* Exercise aim: Your reply should be only the number of lines in the records that contain the word "header".

___ Dataset

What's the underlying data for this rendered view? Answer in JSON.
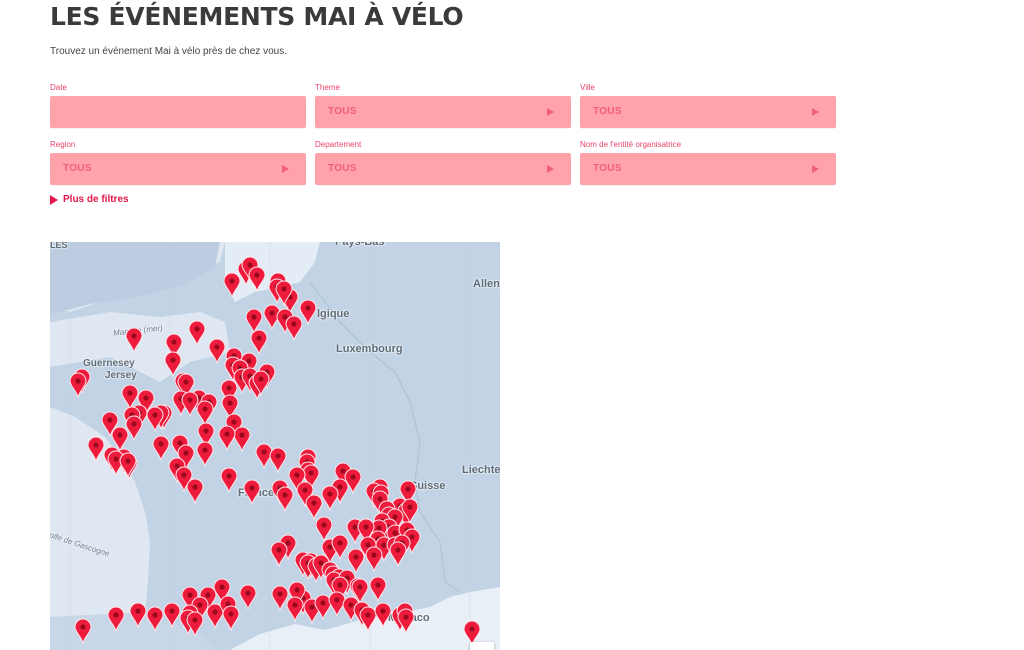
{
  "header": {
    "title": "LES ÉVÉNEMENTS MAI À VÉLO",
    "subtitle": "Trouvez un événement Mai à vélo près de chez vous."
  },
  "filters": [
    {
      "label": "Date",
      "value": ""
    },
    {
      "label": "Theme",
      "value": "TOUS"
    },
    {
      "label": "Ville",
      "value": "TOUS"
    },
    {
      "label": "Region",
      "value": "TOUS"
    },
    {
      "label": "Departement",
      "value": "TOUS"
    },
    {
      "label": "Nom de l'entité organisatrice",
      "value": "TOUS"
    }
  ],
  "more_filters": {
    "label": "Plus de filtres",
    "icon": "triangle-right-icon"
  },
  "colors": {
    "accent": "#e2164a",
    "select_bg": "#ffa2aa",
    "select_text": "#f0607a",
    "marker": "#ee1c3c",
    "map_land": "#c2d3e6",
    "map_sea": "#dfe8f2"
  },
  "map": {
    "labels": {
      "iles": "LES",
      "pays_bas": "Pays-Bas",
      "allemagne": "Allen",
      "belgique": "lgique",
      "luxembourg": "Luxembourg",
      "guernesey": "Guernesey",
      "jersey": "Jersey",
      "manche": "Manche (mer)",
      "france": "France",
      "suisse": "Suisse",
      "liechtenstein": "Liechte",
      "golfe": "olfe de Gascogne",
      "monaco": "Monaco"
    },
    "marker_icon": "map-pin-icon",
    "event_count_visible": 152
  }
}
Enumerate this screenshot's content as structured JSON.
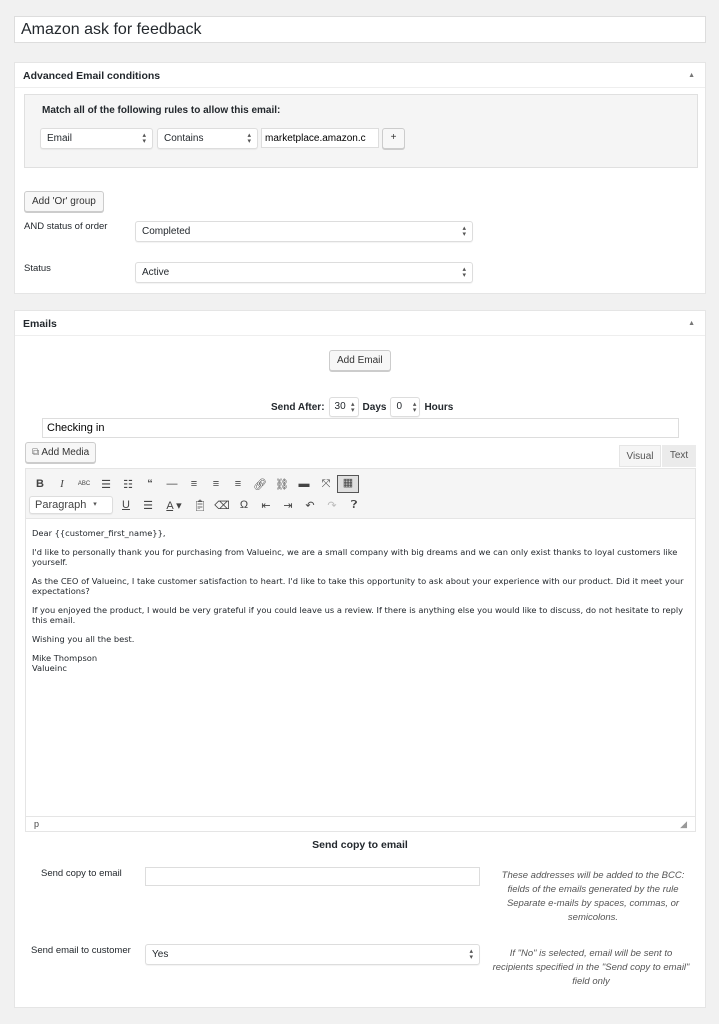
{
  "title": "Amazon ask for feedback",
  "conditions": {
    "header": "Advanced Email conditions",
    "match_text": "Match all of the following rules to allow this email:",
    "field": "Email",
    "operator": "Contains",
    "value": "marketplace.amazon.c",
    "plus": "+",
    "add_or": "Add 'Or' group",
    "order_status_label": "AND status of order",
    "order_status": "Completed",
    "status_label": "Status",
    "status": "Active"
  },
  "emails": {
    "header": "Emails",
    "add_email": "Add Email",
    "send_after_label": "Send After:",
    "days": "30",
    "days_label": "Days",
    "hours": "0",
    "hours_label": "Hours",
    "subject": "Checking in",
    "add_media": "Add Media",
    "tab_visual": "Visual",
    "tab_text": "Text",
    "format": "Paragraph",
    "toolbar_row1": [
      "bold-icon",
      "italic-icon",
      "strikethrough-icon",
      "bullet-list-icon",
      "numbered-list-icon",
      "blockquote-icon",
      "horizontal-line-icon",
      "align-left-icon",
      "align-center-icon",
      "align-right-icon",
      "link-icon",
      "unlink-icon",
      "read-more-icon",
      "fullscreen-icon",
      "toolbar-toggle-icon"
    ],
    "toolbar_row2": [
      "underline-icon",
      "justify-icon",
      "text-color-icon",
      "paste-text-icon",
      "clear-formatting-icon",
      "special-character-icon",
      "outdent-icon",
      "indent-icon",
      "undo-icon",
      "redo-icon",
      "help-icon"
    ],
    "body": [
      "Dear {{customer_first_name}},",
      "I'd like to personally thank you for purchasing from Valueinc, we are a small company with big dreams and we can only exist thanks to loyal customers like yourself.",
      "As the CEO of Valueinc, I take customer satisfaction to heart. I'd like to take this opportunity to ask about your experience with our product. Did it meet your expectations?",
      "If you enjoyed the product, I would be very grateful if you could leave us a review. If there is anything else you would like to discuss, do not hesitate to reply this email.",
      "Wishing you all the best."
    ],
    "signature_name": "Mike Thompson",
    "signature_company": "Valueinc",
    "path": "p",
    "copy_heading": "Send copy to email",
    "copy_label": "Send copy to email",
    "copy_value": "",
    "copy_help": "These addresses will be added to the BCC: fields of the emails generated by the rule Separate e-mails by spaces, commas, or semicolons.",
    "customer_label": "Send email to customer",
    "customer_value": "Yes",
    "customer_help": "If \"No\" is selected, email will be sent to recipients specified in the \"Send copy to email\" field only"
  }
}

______

* Answer for the task: 3